Results from a new bipartisan poll released today by the First Five Years Fund (FFYF), in partnership with the North Carolina Early Childhood Foundation (NCEF), find that voters of all parties share a top national priority: investing in early childhood education.
“Support for early childhood education is strong – and growing stronger. This year’s poll results confirm that voters across the country see access to quality early childhood education as a necessity for today’s families, and critical to the future success of their children,” said Kris Perry, Executive Director of the First Five Years Fund. “For the first time in our three years of polling, American voters’ top priority is making sure children get a strong start in life, a concern equal to improving the overall quality of public education.”

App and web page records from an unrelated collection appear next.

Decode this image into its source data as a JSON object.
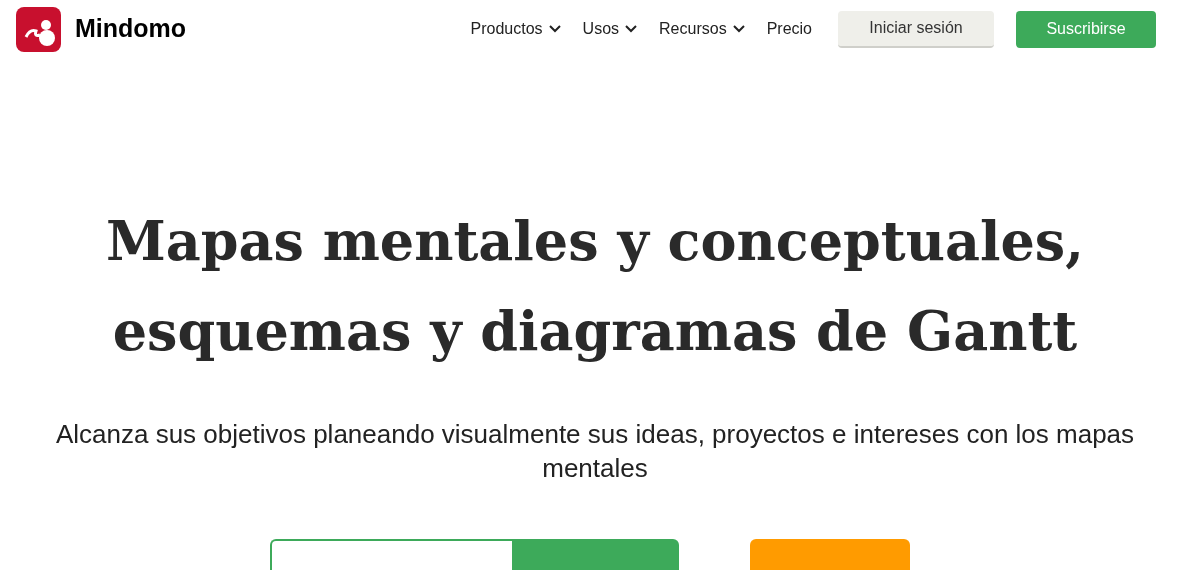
{
  "brand": {
    "name": "Mindomo"
  },
  "nav": [
    {
      "label": "Productos",
      "dropdown": true
    },
    {
      "label": "Usos",
      "dropdown": true
    },
    {
      "label": "Recursos",
      "dropdown": true
    },
    {
      "label": "Precio",
      "dropdown": false
    }
  ],
  "login_button": "Iniciar sesión",
  "subscribe_button": "Suscribirse",
  "hero": {
    "title_lines": [
      "Mapas mentales y conceptuales,",
      "esquemas y diagramas de Gantt"
    ],
    "subtitle": "Alcanza sus objetivos planeando visualmente sus ideas, proyectos e intereses con los mapas mentales"
  }
}
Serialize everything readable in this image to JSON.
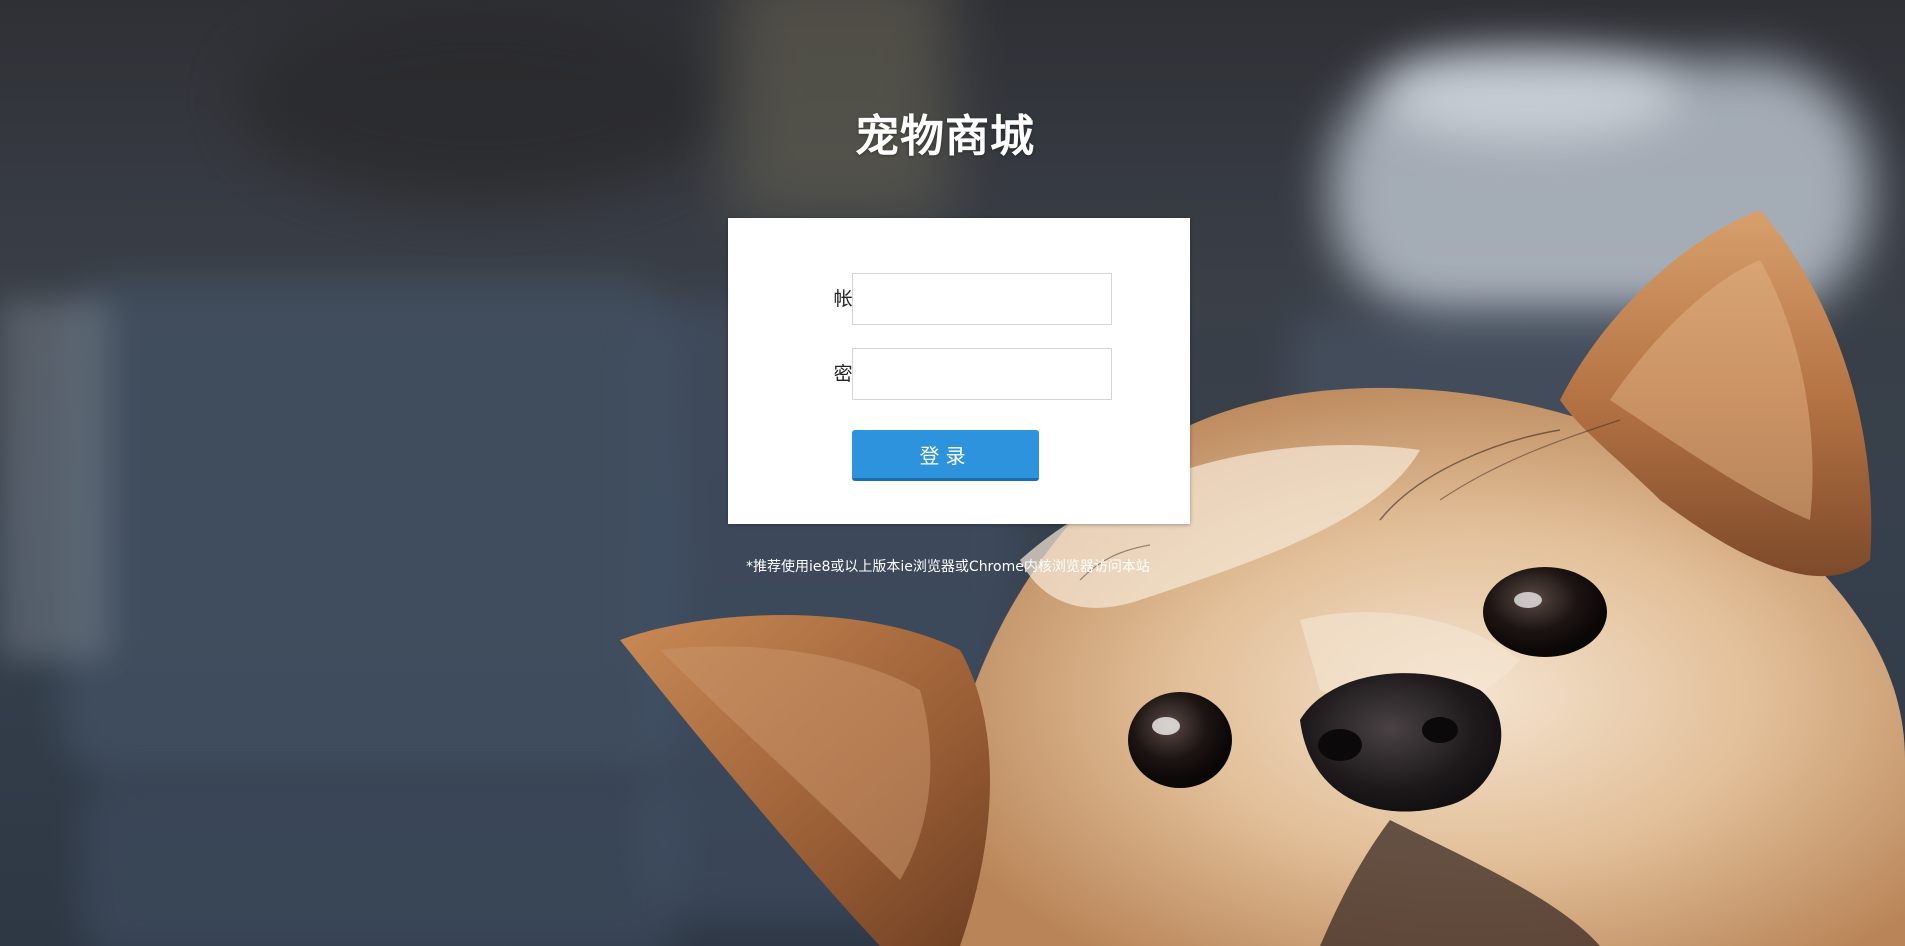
{
  "app": {
    "title": "宠物商城"
  },
  "login_form": {
    "username_label": "帐号:",
    "username_value": "",
    "password_label": "密码:",
    "password_value": "",
    "submit_label": "登录"
  },
  "footer": {
    "browser_tip": "*推荐使用ie8或以上版本ie浏览器或Chrome内核浏览器访问本站"
  },
  "colors": {
    "button": "#2d93dd",
    "panel": "#ffffff",
    "title": "#ffffff"
  },
  "background": {
    "image_subject": "blurred-room-with-small-dog"
  }
}
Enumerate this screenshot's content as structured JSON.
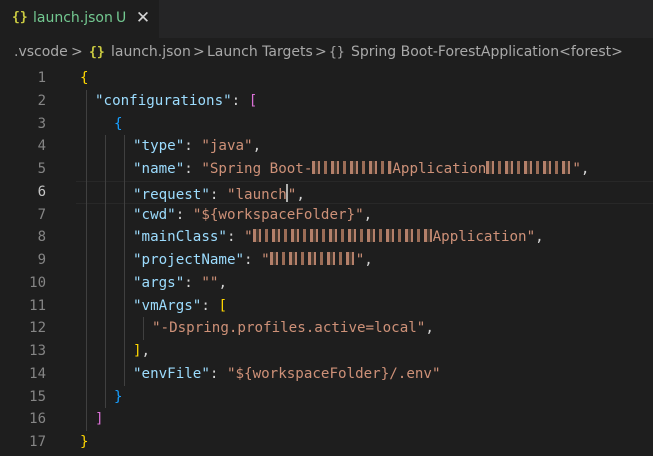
{
  "tab": {
    "icon": "json-braces-icon",
    "icon_text": "{}",
    "name": "launch.json",
    "status": "U",
    "close": "✕"
  },
  "breadcrumb": {
    "items": [
      ".vscode",
      "launch.json",
      "Launch Targets",
      "Spring Boot-ForestApplication<forest>"
    ],
    "separator": ">",
    "icon_text": "{}"
  },
  "editor": {
    "line_numbers": [
      "1",
      "2",
      "3",
      "4",
      "5",
      "6",
      "7",
      "8",
      "9",
      "10",
      "11",
      "12",
      "13",
      "14",
      "15",
      "16",
      "17"
    ],
    "active_line": "6",
    "lines": [
      [
        {
          "t": "{",
          "c": "gold"
        }
      ],
      [
        {
          "t": "\"configurations\"",
          "c": "key"
        },
        {
          "t": ": ",
          "c": "punc"
        },
        {
          "t": "[",
          "c": "pink"
        }
      ],
      [
        {
          "t": "{",
          "c": "blue"
        }
      ],
      [
        {
          "t": "\"type\"",
          "c": "key"
        },
        {
          "t": ": ",
          "c": "punc"
        },
        {
          "t": "\"java\"",
          "c": "str"
        },
        {
          "t": ",",
          "c": "punc"
        }
      ],
      [
        {
          "t": "\"name\"",
          "c": "key"
        },
        {
          "t": ": ",
          "c": "punc"
        },
        {
          "t": "\"Spring Boot-",
          "c": "str"
        },
        {
          "t": "REDACT_A",
          "c": "redact"
        },
        {
          "t": "Application",
          "c": "str"
        },
        {
          "t": "REDACT_B",
          "c": "redact"
        },
        {
          "t": "\"",
          "c": "str"
        },
        {
          "t": ",",
          "c": "punc"
        }
      ],
      [
        {
          "t": "\"request\"",
          "c": "key"
        },
        {
          "t": ": ",
          "c": "punc"
        },
        {
          "t": "\"launch",
          "c": "str"
        },
        {
          "t": "CURSOR",
          "c": "cursor"
        },
        {
          "t": "\"",
          "c": "str"
        },
        {
          "t": ",",
          "c": "punc"
        }
      ],
      [
        {
          "t": "\"cwd\"",
          "c": "key"
        },
        {
          "t": ": ",
          "c": "punc"
        },
        {
          "t": "\"${workspaceFolder}\"",
          "c": "str"
        },
        {
          "t": ",",
          "c": "punc"
        }
      ],
      [
        {
          "t": "\"mainClass\"",
          "c": "key"
        },
        {
          "t": ": ",
          "c": "punc"
        },
        {
          "t": "\"",
          "c": "str"
        },
        {
          "t": "REDACT_C",
          "c": "redact"
        },
        {
          "t": "Application\"",
          "c": "str"
        },
        {
          "t": ",",
          "c": "punc"
        }
      ],
      [
        {
          "t": "\"projectName\"",
          "c": "key"
        },
        {
          "t": ": ",
          "c": "punc"
        },
        {
          "t": "\"",
          "c": "str"
        },
        {
          "t": "REDACT_D",
          "c": "redact"
        },
        {
          "t": "\"",
          "c": "str"
        },
        {
          "t": ",",
          "c": "punc"
        }
      ],
      [
        {
          "t": "\"args\"",
          "c": "key"
        },
        {
          "t": ": ",
          "c": "punc"
        },
        {
          "t": "\"\"",
          "c": "str"
        },
        {
          "t": ",",
          "c": "punc"
        }
      ],
      [
        {
          "t": "\"vmArgs\"",
          "c": "key"
        },
        {
          "t": ": ",
          "c": "punc"
        },
        {
          "t": "[",
          "c": "gold"
        }
      ],
      [
        {
          "t": "\"-Dspring.profiles.active=local\"",
          "c": "str"
        },
        {
          "t": ",",
          "c": "punc"
        }
      ],
      [
        {
          "t": "]",
          "c": "gold"
        },
        {
          "t": ",",
          "c": "punc"
        }
      ],
      [
        {
          "t": "\"envFile\"",
          "c": "key"
        },
        {
          "t": ": ",
          "c": "punc"
        },
        {
          "t": "\"${workspaceFolder}/.env\"",
          "c": "str"
        }
      ],
      [
        {
          "t": "}",
          "c": "blue"
        }
      ],
      [
        {
          "t": "]",
          "c": "pink"
        }
      ],
      [
        {
          "t": "}",
          "c": "gold"
        }
      ]
    ]
  }
}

Over three-fourths of American voters support increasing federal investment to help states expand access to high-quality early childhood programs for low-and moderate-income families – 59% of Republicans, 69% of Independents, and 94% of Democrats.
These results are particularly relevant in North Carolina, where only 35% of fourth graders and 22% of students from economically disadvantaged families scored at or above reading proficiency on the National Assessment of Educational Progress (NAEP) in 2013. Grade-level reading is achievable with policies and practices that reflect reading is a cumulative process developing from birth and rooted in early brain development. NCECF and its partners – NC Child, The North Carolina Partnership for Children, Inc., and BEST NC – are convening state leaders and literacy, child development and health experts to define North Carolina’s birth-to-eight measures of success that put children on an early pathway to grade-level reading success.
“Voters understand the importance of early childhood education and want to see greater investments to support quality early learning opportunities,” said Tracy Zimmerman, Executive Director at NCECF. “Smart investments in young children produce the best outcomes in education, health and economic well-being for North Carolina and the nation.”
The poll results show that early learning efforts like those in North Carolina are serving the needs of American families, as 88% of voters agree that with families often needing two incomes to get by and many single parents working more than one job, access to quality early childhood education is a necessity—not a luxury.
Additional findings from the national poll are highlighted below:
- 89% of likely voters agree that we need to ensure more children have early learning and socialization experiences during the first five years of life.
- 74% of voters are willing to fund this investment through short-term increases in the federal deficit, as long as that investment pays for itself in the long-term – something quality early childhood education has proven to accomplish. This supporting group includes 59% of Republican voters.
- 84% of voters believe a candidate who supports early childhood education is looking out for working-and middle-class families.
The poll was commissioned by the First Five Years Fund and conducted by the bipartisan polling team of Public Opinions Strategies (R) and Hart Research (D). 800 voters throughout the country were surveyed on both landline and cell phones. The survey was fielded September 1-5, 2015 and has an overall margin of error of +/-3.46%. The sample was distributed proportionately throughout the country and is demographically representative of the national electorate.